In this point/counterpoint series, Jan Freitag makes a case for each side of the U.S. hotel recovery debate. Also read, “Con: The sky is falling (why the worst is still to come).”
HENDERSONVILLE, Tennessee—STR data indicates that the hotel sector is in a recovery that should be prolonged and sustainable. Here are a couple of factors and data points that make us feel confident about where we are and where will go from here:
1. Transient demand is back.
Through June 2010, transient room demand increased 8.4%; in June alone hoteliers sold 6.8% more transient rooms than we reported in June of 2009. In other words, through the first half of 2010 some 15.9 million more transient rooms were sold than in the first six months of 2008. Solid transient demand is crucial to a sustained recovery and bodes well for average daily rate growth in 2011.
2. Room rates are improving.
In June 2010, ADR showed positive growth compared to rates in June 2009, finally reversing the negative trend of monthly ADR declines we have reported since October of 2008. In addition, transient ADRs have increased by more than 2% in the past two months.
3. Unemployment rates are not getting worse.
The U.S. Bureau of Labor Statistics reported the unemployment rate in June of 2010 at 9.5%, which is the lowest in the past 11 months. The trajectory of the unemployment rate clearly is on a downward curve and a lower unemployment rate bodes well for increased leisure travel and increased discretionary spending.
4. Corporate profits are up.
According to the Blue Chip Economic Indicator, the consensus forecast of 50 economic forecasters shows a strong increase in corporate profits in 2010, up 22.7%. This is a marked improvement from December 2009 when the consensus forecast for 2010 was a solid, but not yet as strong, 13.1%. Corporate profits are a necessity to give C-level executives the confidence to relax travel policies and to once again encourage face-to-face meetings and conference attendance.
5. Inflation is in check.
For the first half of 2010, the average inflation rate was less than 0.2%. The outlook for an increase in inflation remains muted, also mirrored by the Blue Chip forecast, which estimates the Consumer Price Index growth for the full year 2010 at 1.7%. Low inflation rates bode well for the hotel industry because ADR increases, combined with a low level of expense growth, can fall almost directly to the bottom line.
So, overall, the available data points show that a sustainable recovery is under way.
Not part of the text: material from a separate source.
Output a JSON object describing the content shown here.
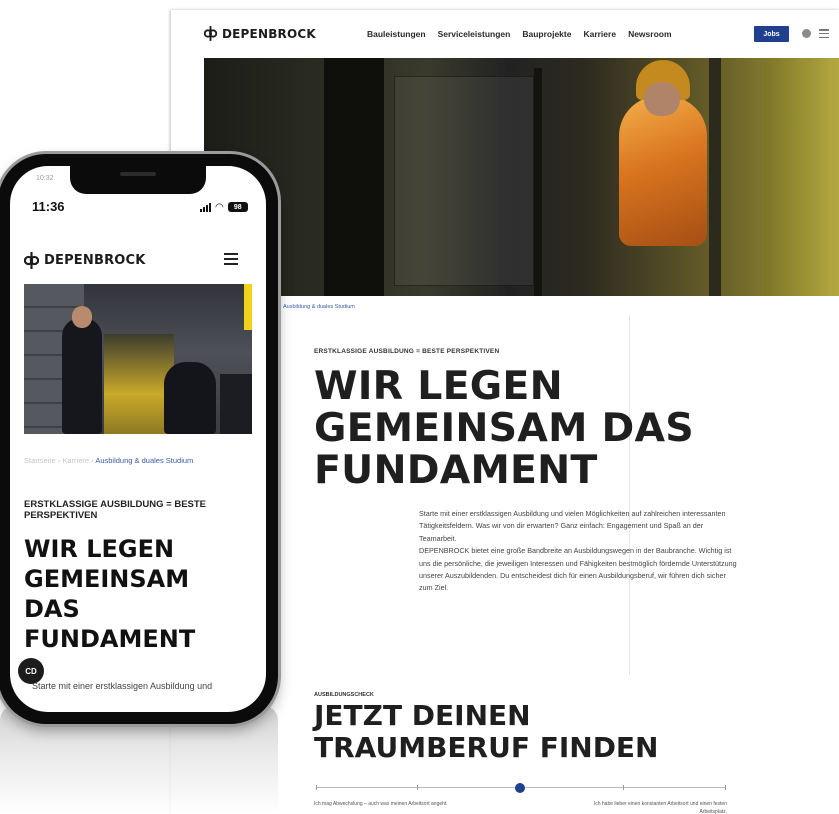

It seems from our data that the worst is behind us and that the lodging industry has every reason to be optimistic about 2010 and beyond.